▸ The task: Report every line of the listing below in which the string "Saída" appears.

▸ Dataset:
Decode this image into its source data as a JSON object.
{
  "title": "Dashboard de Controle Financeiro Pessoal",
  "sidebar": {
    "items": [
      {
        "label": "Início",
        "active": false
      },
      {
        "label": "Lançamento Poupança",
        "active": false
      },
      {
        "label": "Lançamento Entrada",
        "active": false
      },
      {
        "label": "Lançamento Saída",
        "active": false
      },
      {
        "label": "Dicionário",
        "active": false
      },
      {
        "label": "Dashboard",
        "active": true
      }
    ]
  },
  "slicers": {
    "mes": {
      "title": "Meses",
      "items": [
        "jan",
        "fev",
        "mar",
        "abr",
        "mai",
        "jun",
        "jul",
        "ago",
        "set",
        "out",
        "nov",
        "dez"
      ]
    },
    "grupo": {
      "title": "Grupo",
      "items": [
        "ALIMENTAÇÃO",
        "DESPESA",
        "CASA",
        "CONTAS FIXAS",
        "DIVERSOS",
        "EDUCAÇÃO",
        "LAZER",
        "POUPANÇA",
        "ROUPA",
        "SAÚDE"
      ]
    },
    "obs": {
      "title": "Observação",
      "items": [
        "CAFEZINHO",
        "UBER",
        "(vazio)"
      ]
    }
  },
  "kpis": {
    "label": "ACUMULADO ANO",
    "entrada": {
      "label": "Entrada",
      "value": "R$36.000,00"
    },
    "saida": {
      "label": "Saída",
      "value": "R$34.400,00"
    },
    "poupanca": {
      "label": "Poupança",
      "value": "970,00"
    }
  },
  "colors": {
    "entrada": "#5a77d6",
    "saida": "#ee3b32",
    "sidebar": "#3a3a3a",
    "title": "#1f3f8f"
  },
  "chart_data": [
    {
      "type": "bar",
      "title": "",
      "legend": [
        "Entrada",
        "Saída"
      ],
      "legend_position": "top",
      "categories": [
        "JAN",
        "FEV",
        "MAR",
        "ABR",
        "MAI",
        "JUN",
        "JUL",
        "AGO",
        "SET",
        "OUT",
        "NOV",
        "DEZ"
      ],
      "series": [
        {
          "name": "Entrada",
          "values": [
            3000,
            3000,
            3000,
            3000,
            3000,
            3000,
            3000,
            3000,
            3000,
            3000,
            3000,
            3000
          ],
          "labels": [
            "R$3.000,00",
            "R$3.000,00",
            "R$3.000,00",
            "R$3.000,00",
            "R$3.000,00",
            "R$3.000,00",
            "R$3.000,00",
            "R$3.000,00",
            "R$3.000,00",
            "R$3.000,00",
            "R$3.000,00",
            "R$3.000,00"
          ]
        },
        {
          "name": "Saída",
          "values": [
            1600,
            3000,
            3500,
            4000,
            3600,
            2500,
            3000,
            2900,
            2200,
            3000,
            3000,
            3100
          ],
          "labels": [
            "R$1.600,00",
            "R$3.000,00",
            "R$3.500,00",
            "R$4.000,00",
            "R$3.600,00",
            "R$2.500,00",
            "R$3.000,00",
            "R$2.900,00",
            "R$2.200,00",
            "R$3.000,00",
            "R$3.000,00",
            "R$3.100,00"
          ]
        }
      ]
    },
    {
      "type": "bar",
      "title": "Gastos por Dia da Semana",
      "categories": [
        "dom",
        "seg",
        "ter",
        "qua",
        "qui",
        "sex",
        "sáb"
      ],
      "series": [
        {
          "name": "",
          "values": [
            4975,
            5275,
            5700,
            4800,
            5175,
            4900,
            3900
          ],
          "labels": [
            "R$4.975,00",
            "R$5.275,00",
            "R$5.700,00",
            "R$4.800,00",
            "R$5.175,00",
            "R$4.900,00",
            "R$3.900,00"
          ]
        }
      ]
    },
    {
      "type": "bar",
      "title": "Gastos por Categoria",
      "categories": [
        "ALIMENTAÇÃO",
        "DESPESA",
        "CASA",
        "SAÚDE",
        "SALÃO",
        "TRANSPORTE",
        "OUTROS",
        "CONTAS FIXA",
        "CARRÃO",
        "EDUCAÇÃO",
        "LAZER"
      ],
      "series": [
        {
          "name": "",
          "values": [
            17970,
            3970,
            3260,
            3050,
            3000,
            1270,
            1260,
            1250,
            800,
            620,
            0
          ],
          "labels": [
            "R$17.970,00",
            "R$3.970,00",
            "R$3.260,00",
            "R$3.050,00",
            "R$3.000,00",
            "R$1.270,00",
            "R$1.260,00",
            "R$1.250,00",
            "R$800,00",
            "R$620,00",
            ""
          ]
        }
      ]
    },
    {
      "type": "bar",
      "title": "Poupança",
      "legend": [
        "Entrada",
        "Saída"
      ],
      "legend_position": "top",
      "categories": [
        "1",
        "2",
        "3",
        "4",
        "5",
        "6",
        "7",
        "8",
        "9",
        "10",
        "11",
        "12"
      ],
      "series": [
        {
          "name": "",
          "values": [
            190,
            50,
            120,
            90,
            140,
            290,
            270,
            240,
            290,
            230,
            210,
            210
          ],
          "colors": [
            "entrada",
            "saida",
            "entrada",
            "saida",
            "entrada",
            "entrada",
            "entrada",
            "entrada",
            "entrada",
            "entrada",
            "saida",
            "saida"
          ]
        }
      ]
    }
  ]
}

▸ Response box:
        "label": "Lançamento Saída",
      "label": "Saída",
        "Saída"
          "name": "Saída",
        "Saída"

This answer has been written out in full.